RT-PCR is the main method for declaring that someone is COVID-19 infected or not, as well as having numerous other uses in molecular biology research and biological testing. Professor Stephen Bustin is a world expert on the technology, and the potential problems with using it to produce accurate and repeatable results. Although the coronavirus test is presented as a binary test, it is actually based on whether the production of DNA is detectable prior to an arbitrary number of PCR cycles. If there is variability in the quantification, then samples will be above or below the limit, when they should not be, resulting in false positives and negatives. David and Stephen walk through the steps, from the extraction of RNA from the original sample, the conversion of the RNA to complementary DNA, and duplication of DNA using PCR, and the optional step of sequencing. While this is dense technical information at times, it is presented logically, and the limitations of this method cannot be understood without taking the cover off the black box. We suggest not listening to this episode when you are trying to do anything else, but sit down in a quiet place so that you can concentrate fully.
David interviews Dr. Stefan Lanka, educated as a virologist, but who doesn’t want to use the term because he no longer believes in disease causing viruses. They talk about his early experiments with a virus-like object he found in marine algae, his early concerns about the HIV theory, and his recent court cases with the measles virus. When Lanka put up a monetary prize for someone who could prove the measles virus existed, a doctor came forwards with six classic measles papers, although stunningly, Lanka reports that the doctor didn’t feel he needed to read them. Lanka lost the first court case, but won on appeal.

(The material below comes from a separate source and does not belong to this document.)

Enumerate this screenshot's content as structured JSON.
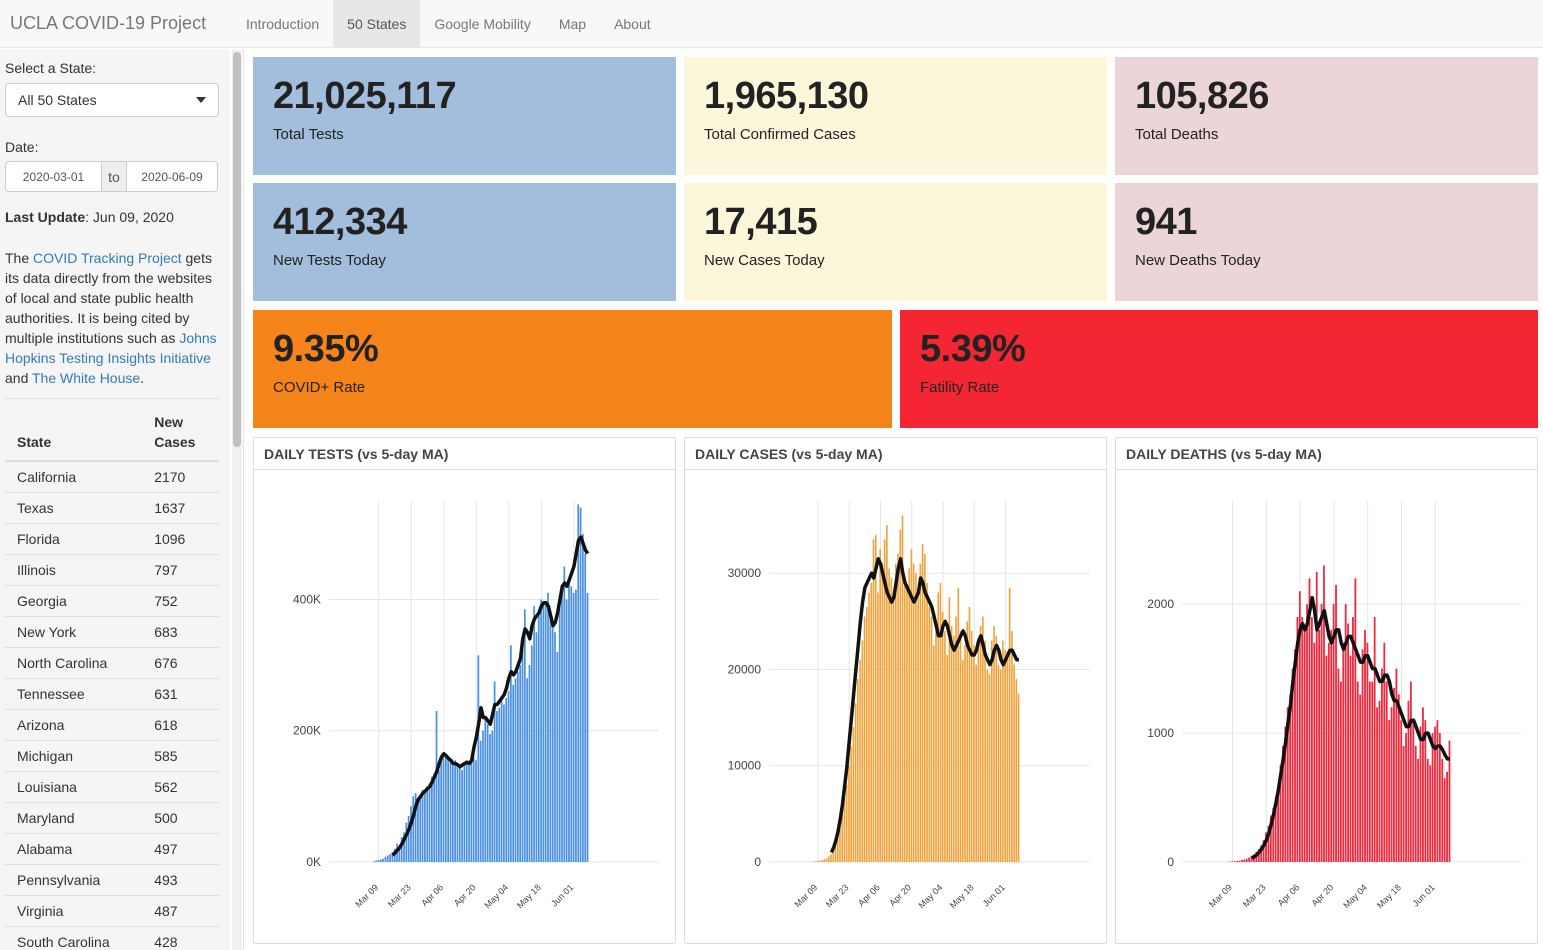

Lanka is also a supporter of Hamer’s “New Medicine”, often referred to as “German New Medicine”, although he is concerned about the racist views of its creator.